Nova Scotia Power can make repairs to its Wreck Cove hydroelectric generating station in Cape Breton.
Last week, the Nova Scotia Utility and Review Board released a 29-page decision partially approving the $110-million capital project to refurbish the 42-year-old station, which is carved into a granite mountain south of Cape Breton Highlands National Park in Victoria County.
In its application, Nova Scotia Power stated it needs to modernize the facility to ensure it can provide clean energy to the grid during peak hours and help meet environmental emission goals and renewable energy targets.
While the UARB granted permission to replace the two generator units, overhaul the two turbine units, replace the turbine runners and refurbish the spherical valves, it denied a request to upgrade the floodgate that controls and delivers water to the turbines.
The board cited a report from engineering consultant Midgard that found that the proposed penstock intake work is not supported based on safety, economics, operational efficiency and conformance with industry best practice. Midgard declared NSP could have considered simpler and less-expensive options to address safety concerns.
NSP now has until Dec. 10 to revise the amount of the estimated project cost with the penstock intake gate element of the work by Dec. 10 before the board will issue its final order.
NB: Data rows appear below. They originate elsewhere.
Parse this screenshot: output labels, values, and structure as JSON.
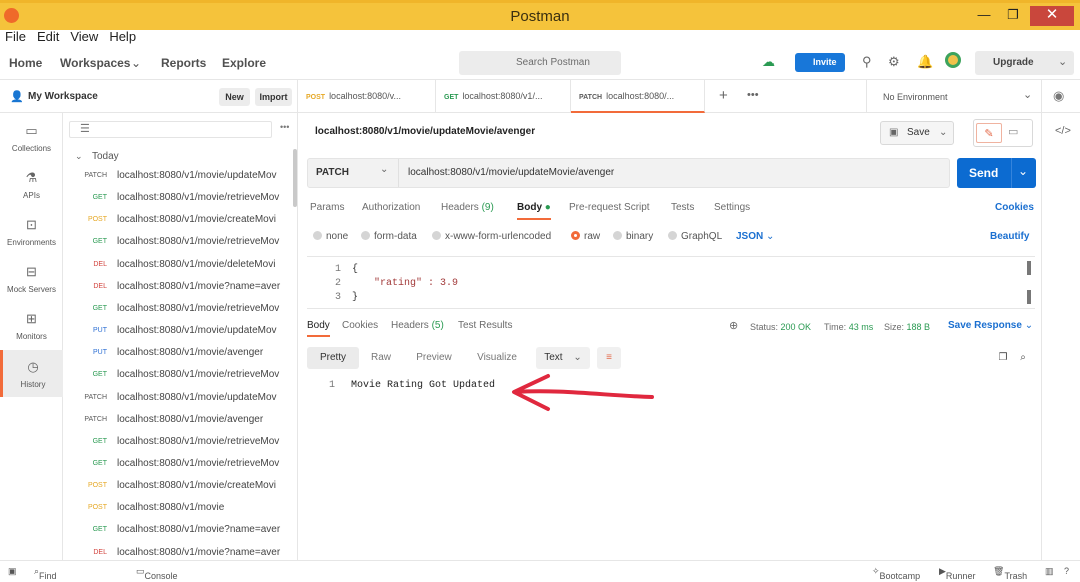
{
  "window": {
    "title": "Postman",
    "minimize": "—",
    "maximize": "❐",
    "close": "✕"
  },
  "menu": [
    "File",
    "Edit",
    "View",
    "Help"
  ],
  "header": {
    "nav": [
      "Home",
      "Workspaces",
      "Reports",
      "Explore"
    ],
    "search_placeholder": "Search Postman",
    "invite": "Invite",
    "upgrade": "Upgrade"
  },
  "workspace": {
    "name": "My Workspace",
    "new_label": "New",
    "import_label": "Import"
  },
  "tabs": [
    {
      "method": "POST",
      "url": "localhost:8080/v..."
    },
    {
      "method": "GET",
      "url": "localhost:8080/v1/..."
    },
    {
      "method": "PATCH",
      "url": "localhost:8080/..."
    }
  ],
  "environment": "No Environment",
  "sidebar": [
    "Collections",
    "APIs",
    "Environments",
    "Mock Servers",
    "Monitors",
    "History"
  ],
  "history": {
    "group": "Today",
    "items": [
      {
        "method": "PATCH",
        "url": "localhost:8080/v1/movie/updateMov"
      },
      {
        "method": "GET",
        "url": "localhost:8080/v1/movie/retrieveMov"
      },
      {
        "method": "POST",
        "url": "localhost:8080/v1/movie/createMovi"
      },
      {
        "method": "GET",
        "url": "localhost:8080/v1/movie/retrieveMov"
      },
      {
        "method": "DEL",
        "url": "localhost:8080/v1/movie/deleteMovi"
      },
      {
        "method": "DEL",
        "url": "localhost:8080/v1/movie?name=aver"
      },
      {
        "method": "GET",
        "url": "localhost:8080/v1/movie/retrieveMov"
      },
      {
        "method": "PUT",
        "url": "localhost:8080/v1/movie/updateMov"
      },
      {
        "method": "PUT",
        "url": "localhost:8080/v1/movie/avenger"
      },
      {
        "method": "GET",
        "url": "localhost:8080/v1/movie/retrieveMov"
      },
      {
        "method": "PATCH",
        "url": "localhost:8080/v1/movie/updateMov"
      },
      {
        "method": "PATCH",
        "url": "localhost:8080/v1/movie/avenger"
      },
      {
        "method": "GET",
        "url": "localhost:8080/v1/movie/retrieveMov"
      },
      {
        "method": "GET",
        "url": "localhost:8080/v1/movie/retrieveMov"
      },
      {
        "method": "POST",
        "url": "localhost:8080/v1/movie/createMovi"
      },
      {
        "method": "POST",
        "url": "localhost:8080/v1/movie"
      },
      {
        "method": "GET",
        "url": "localhost:8080/v1/movie?name=aver"
      },
      {
        "method": "DEL",
        "url": "localhost:8080/v1/movie?name=aver"
      }
    ]
  },
  "request": {
    "name": "localhost:8080/v1/movie/updateMovie/avenger",
    "save": "Save",
    "method": "PATCH",
    "url": "localhost:8080/v1/movie/updateMovie/avenger",
    "send": "Send",
    "tabs": [
      "Params",
      "Authorization",
      "Headers",
      "Body",
      "Pre-request Script",
      "Tests",
      "Settings"
    ],
    "headers_count": "(9)",
    "cookies": "Cookies",
    "body_types": [
      "none",
      "form-data",
      "x-www-form-urlencoded",
      "raw",
      "binary",
      "GraphQL"
    ],
    "body_format": "JSON",
    "beautify": "Beautify",
    "body_lines": [
      "{",
      "\"rating\" : 3.9",
      "}"
    ],
    "line_numbers": [
      "1",
      "2",
      "3"
    ]
  },
  "response": {
    "tabs": [
      "Body",
      "Cookies",
      "Headers",
      "Test Results"
    ],
    "headers_count": "(5)",
    "status_label": "Status:",
    "status_value": "200 OK",
    "time_label": "Time:",
    "time_value": "43 ms",
    "size_label": "Size:",
    "size_value": "188 B",
    "save_response": "Save Response",
    "views": [
      "Pretty",
      "Raw",
      "Preview",
      "Visualize"
    ],
    "format": "Text",
    "line_number": "1",
    "body": "Movie Rating Got Updated",
    "annotation_color": "#e0283e"
  },
  "statusbar": {
    "find_replace": "Find and Replace",
    "console": "Console",
    "bootcamp": "Bootcamp",
    "runner": "Runner",
    "trash": "Trash"
  },
  "colors": {
    "titlebar": "#f5c33b",
    "send": "#0c6bd1",
    "history_accent": "#f26b3a"
  }
}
The UARB also directed NSP to provide quarterly reporting beginning March 31 to notify it of any changes to any contingency and scope variation amounts, as well as to describe specific examples of cost minimization efforts during the project.
Midgard also expressed some concern about the project execution plan, noting it is a complex project that has the potential for uncontrolled cost and schedule overruns. In response, NSP stated it had put forward a fully vetted and comprehensive project plan and schedule. NSP also indicated that it will hire an experienced vendor to design, plan and execute the work. The utility also said it will file the proper applications if project scope changes or the project forecast exceeds $250,000, or five per cent, of the approved amount.
The Wreck Cove facility is the largest of the 33 hydroelectric plants in Nova Scotia and produces half of the combined total capacity of 400 megawatts, or enough to power 30,000 homes each year. Chief operating officer Mark Sidebottom previously described Wreck Cove as a “very important player on our electrical grid that provides reliable, renewable energy needed to complement and back up the 600 megawatts of clean — but unpredictable — wind power on our system.”
NSP estimates improvements at the station, which underwent a $13.5-million refurbishment in 2015-16, will extend its operations 40 more years, increase its annual generation to 315 gigawatt hours and save on fuel costs.